What hurts Etherborn’s navigation puzzles more than anything, however, is the camera. In Monument Valley, the impossible geometry that makes up the levels is simple to navigate. You can always see where you are in the level, and navigation is relatively simple as you can see the entire level at all times, allowing you to think through a solution from start to finish before trying to execute it. Etherborn’s nature as a 3D game makes this impossible, and unfortunately this works to the game’s detriment. It is very easy to lose track of where you are in relation to the level in Etherborn, and the camera just doesn’t help all that much. You can move the camera in any direction but only to a certain extent, and even when pressing a button to zoom out, these movement limits are still present. Allowing the player to circle around the entire level while zoomed out would alleviate these problems greatly and allow them to formulate a solution in their head before executing, but as it is Etherborn becomes a game of blindly walking around corners hoping that path might lead you to where you need to be.
Overall, Etherborn has its charms: a calming dynamic soundtrack, a smooth and simple art style, and a captivating performance by its narrator. But these are overshadowed by the thin layer of frustration caused by the loose controls and overly restrictive camera. There is potential here and if you enjoy more artful puzzle games like the ones this game has been heavily compared to, it’s at least worth a look.

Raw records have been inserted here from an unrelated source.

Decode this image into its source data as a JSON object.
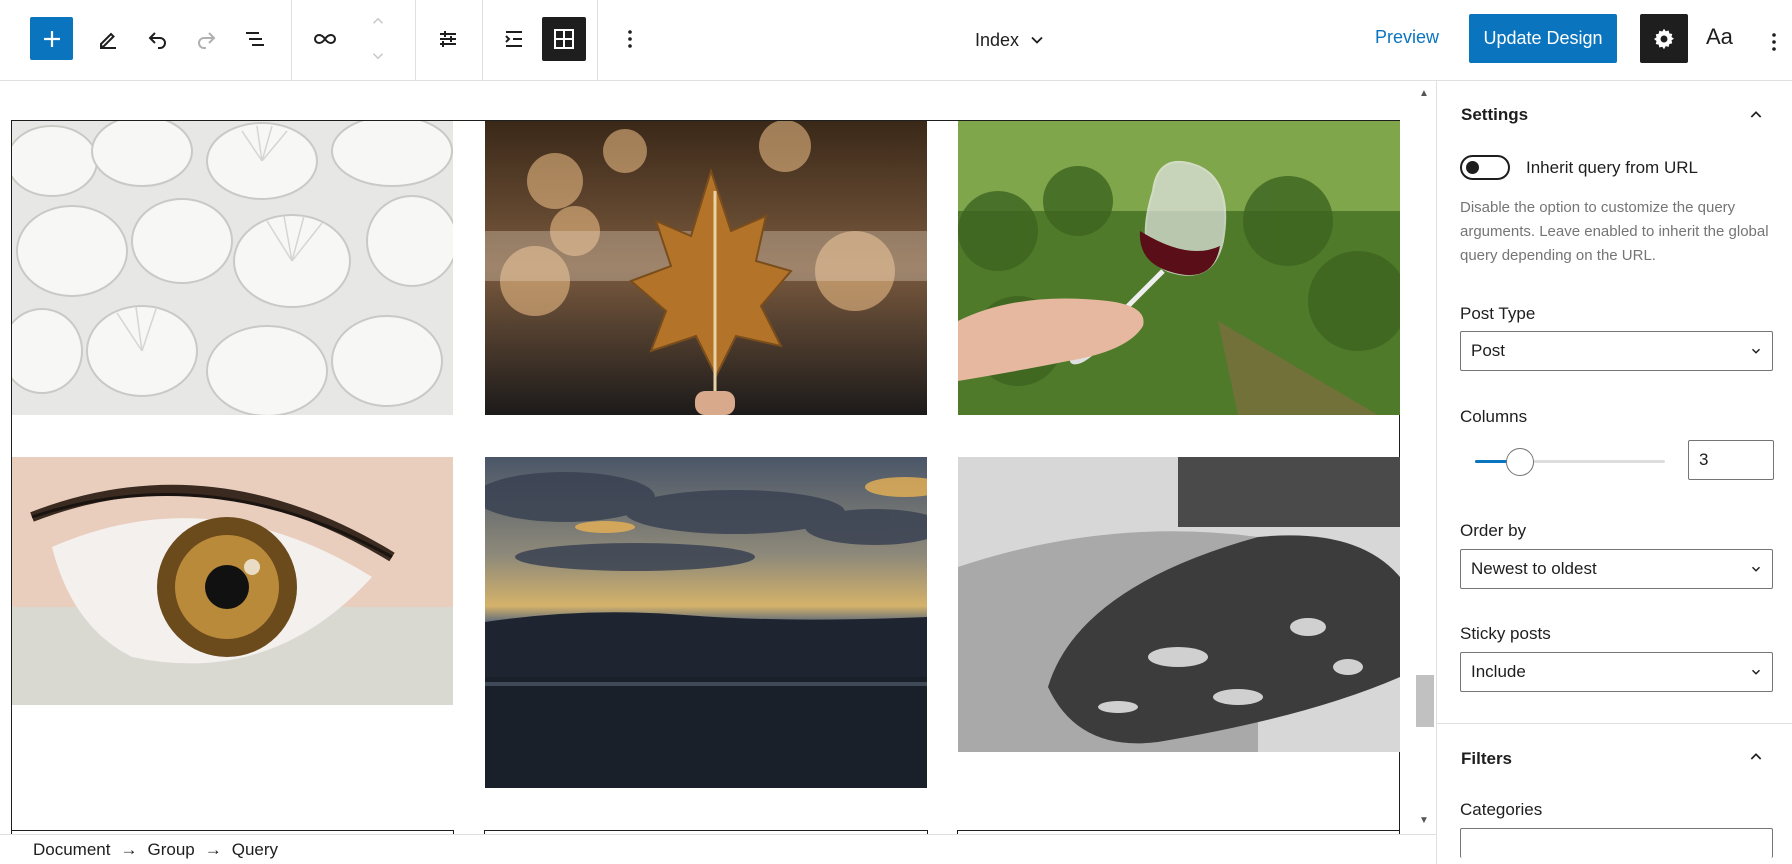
{
  "toolbar": {
    "document_title": "Index",
    "preview_label": "Preview",
    "update_label": "Update Design",
    "typography_label": "Aa",
    "colors": {
      "accent": "#0a74bf",
      "dark": "#1e1e1e"
    }
  },
  "icons": [
    "plus-icon",
    "pencil-icon",
    "undo-icon",
    "redo-icon",
    "list-view-icon",
    "link-icon",
    "chevron-up-icon",
    "chevron-down-icon",
    "sliders-icon",
    "list-indent-icon",
    "grid-icon",
    "more-vertical-icon",
    "gear-icon"
  ],
  "posts": [
    {
      "subject": "white seashells"
    },
    {
      "subject": "autumn maple leaf"
    },
    {
      "subject": "red wine glass in vineyard"
    },
    {
      "subject": "close-up of eye"
    },
    {
      "subject": "sunset over sea"
    },
    {
      "subject": "black and white boat"
    }
  ],
  "sidebar": {
    "settings_title": "Settings",
    "inherit_label": "Inherit query from URL",
    "inherit_enabled": false,
    "inherit_help": "Disable the option to customize the query arguments. Leave enabled to inherit the global query depending on the URL.",
    "post_type_label": "Post Type",
    "post_type_value": "Post",
    "columns_label": "Columns",
    "columns_value": "3",
    "order_by_label": "Order by",
    "order_by_value": "Newest to oldest",
    "sticky_label": "Sticky posts",
    "sticky_value": "Include",
    "filters_title": "Filters",
    "categories_label": "Categories"
  },
  "breadcrumb": [
    "Document",
    "Group",
    "Query"
  ],
  "breadcrumb_separator": "→"
}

Just be ready for a few hangups along the way that might take you out of the experience.